It wasn’t until later in life that this passion was reignited, though. It was after a long winter shooting for snowboarding magazines that I found myself in Livigno, a little ski resort in the Italian Alps, discovering a whole lot of fun without snow! Livigno is well renowned in the mountain bike business, particularly in Europe, with quite a big park and trail network. I began working with the resort, shooting bikers, and it all went from there.
What is it about this sport that you most love? Why photograph this particular sport – when there are so many others you could focus on?
Speed and adrenaline! It is so much fun to ride these bikes! But it’s also the freedom and solitude of riding in nature that can be so grounding. I think being passionate about your subject can make a big difference to the pictures (and emotions) that you capture. Ultimately, what I like most about photographing mountain biking is that it allows me to utilise elements of landscape, sport and lifestyle photography together. This really comes through in the promotional tourism work that I do – showcasing local attractions, mountain biking, and the local lifestyle simultaneously through a series of images.
What are some of the skills you need to photograph mountain bikes in action? It must be difficult, with the tricky terrain and the speed of the riders?
Technique is important, but timing is crucial. It takes a lot of experience to be able to visualise the image before all the action happens, and then to actually capture that image as the rider speeds past you. Shooting mountain biking professionally means there are no second chances to get that shot, particularly when shooting a race, nor can you stage or pose your subject. Another very important aspect of my work is telling a story through images, so I need to know what’s important for the story and what’s not.

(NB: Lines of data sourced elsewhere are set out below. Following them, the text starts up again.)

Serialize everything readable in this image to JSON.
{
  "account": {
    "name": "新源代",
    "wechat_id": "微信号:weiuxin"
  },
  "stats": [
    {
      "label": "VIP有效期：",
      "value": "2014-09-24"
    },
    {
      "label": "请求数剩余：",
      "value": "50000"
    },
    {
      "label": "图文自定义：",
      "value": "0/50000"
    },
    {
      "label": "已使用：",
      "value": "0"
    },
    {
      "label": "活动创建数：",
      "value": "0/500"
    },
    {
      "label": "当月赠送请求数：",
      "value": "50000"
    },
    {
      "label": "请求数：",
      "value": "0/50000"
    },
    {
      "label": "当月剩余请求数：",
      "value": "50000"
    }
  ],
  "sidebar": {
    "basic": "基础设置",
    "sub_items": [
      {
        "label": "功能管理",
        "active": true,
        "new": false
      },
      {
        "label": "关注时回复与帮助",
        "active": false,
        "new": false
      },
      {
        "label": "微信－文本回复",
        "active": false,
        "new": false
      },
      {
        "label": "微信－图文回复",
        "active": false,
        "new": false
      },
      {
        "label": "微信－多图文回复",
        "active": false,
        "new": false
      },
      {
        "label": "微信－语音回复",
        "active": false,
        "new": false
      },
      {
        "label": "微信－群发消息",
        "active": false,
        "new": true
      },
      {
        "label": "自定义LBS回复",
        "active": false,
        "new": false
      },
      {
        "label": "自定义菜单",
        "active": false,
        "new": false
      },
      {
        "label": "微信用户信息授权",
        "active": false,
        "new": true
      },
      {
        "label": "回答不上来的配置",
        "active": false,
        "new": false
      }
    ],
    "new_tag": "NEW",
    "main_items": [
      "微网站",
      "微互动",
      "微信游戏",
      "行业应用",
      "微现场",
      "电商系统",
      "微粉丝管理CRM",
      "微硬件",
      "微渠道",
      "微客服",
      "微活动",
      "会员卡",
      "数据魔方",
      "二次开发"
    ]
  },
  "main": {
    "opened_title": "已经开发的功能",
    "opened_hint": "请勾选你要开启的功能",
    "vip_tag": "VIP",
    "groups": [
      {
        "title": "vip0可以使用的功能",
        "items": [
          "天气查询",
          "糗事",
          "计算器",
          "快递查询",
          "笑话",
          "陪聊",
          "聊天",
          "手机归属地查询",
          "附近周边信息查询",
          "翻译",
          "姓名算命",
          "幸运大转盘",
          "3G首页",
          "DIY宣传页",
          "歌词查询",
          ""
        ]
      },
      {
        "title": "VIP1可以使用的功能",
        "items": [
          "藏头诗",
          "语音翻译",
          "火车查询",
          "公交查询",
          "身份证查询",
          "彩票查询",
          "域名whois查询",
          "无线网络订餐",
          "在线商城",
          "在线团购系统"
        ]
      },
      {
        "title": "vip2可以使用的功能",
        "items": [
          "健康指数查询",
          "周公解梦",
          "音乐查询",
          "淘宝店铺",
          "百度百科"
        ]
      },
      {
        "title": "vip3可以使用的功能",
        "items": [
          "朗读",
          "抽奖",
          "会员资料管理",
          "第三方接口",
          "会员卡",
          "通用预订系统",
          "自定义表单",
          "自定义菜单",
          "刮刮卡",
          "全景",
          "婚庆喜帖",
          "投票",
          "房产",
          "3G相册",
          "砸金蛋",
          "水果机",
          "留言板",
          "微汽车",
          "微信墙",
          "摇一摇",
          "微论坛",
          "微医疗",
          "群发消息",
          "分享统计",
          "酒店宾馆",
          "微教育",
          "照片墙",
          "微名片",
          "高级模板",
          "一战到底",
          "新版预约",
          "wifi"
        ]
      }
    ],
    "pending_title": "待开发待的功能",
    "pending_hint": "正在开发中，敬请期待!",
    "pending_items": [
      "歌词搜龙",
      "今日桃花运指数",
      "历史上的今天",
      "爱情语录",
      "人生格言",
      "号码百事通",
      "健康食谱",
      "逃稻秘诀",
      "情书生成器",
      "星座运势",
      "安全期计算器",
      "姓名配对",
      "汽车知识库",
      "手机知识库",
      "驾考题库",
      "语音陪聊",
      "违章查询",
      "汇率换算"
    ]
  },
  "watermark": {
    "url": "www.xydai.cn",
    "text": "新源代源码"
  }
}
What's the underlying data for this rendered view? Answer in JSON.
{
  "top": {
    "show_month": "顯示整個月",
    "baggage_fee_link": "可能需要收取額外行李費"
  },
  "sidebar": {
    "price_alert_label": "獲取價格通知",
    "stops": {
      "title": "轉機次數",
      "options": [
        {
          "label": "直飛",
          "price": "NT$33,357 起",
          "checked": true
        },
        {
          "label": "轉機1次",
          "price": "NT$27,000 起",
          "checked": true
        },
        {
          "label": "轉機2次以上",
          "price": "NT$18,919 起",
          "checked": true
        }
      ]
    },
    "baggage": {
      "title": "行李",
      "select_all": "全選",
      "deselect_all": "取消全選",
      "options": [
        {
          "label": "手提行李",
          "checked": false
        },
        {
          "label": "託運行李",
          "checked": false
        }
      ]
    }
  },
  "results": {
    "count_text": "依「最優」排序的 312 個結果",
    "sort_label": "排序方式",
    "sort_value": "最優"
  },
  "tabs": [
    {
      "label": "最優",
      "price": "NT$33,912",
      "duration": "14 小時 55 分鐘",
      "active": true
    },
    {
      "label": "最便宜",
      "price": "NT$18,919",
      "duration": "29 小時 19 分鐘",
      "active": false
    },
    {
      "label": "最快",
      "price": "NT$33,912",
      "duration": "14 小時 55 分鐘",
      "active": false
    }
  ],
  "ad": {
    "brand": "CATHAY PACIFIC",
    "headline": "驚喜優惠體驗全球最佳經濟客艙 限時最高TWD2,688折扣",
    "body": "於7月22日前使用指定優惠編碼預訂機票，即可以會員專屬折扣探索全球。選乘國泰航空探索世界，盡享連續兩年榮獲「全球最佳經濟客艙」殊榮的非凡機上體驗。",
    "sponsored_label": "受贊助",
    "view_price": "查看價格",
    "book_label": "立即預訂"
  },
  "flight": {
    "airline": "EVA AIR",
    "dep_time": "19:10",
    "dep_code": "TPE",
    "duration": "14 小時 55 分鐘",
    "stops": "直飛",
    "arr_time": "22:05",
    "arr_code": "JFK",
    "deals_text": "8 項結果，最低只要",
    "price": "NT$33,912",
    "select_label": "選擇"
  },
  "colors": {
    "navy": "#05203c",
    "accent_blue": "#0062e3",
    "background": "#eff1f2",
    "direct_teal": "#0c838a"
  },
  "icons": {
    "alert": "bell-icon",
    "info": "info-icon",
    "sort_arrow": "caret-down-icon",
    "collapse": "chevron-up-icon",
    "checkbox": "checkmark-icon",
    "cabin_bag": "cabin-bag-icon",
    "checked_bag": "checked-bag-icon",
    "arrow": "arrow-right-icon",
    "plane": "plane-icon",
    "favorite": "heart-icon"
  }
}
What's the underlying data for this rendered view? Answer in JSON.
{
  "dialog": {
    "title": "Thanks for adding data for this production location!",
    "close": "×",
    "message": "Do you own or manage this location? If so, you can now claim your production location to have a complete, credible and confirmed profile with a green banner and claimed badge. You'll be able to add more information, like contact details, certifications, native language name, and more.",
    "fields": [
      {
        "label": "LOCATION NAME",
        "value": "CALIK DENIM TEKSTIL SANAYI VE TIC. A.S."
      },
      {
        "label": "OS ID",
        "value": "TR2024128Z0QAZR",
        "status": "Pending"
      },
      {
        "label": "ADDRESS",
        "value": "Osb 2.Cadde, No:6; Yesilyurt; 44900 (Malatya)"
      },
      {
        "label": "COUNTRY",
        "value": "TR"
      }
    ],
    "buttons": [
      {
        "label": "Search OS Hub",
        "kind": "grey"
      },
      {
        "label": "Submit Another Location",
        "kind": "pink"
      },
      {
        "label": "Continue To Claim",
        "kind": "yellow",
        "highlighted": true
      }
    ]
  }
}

What magazines/publications, websites etc. have you had your work published in/on?
I’ve been published in Europe and Australia in various formats, including magazines, newspapers and promotional tourism material. The magazines that are more familiar to the Australian mountain bike riders are [R]evolution, Enduro, Australian Mountain Bike, and Outer Edge.
What mountain bike groups are you involved with (locally or further afield), and how have you been able to assist them?
Since moving to the area, I’ve become involved with the Hastings Valley Mountain Bike Riders Club in Port Macquarie and the Kempsey Macleay Off Road Cyclist Club. Mountain biking is a great sport for all ages, a great way to experience the outdoors, and a great way to meet people. The clubs do a great job at fostering all of this, and I think we should support them as much as possible.
Whilst you’ll find me volunteering at the trail maintenance days (even though I’m really not that handy with the tools!), I’ve been able to help out by providing the clubs with some pictures for their promotional use, and this year I provided a photographic service for the riders at the Gravity Enduro events at the Bago winery, with all profits donated back to the club.
What’s the dream for you … Are there certain events you’d love to photograph, or places you’d like to travel to for your work?
I love travelling. It provides me with fresh inspiration and new landscapes/settings for my work. I recall how starstruck I was by the Australian landscape when I first arrived; it was so different to anything I’d experienced before. However, I don’t like to be away for too long now that I have a young family. My ultimate dream as a photographer has always been to shoot for the Pirelli calendar… You did say dream!
How can readers contact you or see more examples of your work?
Interview by Jo Atkins.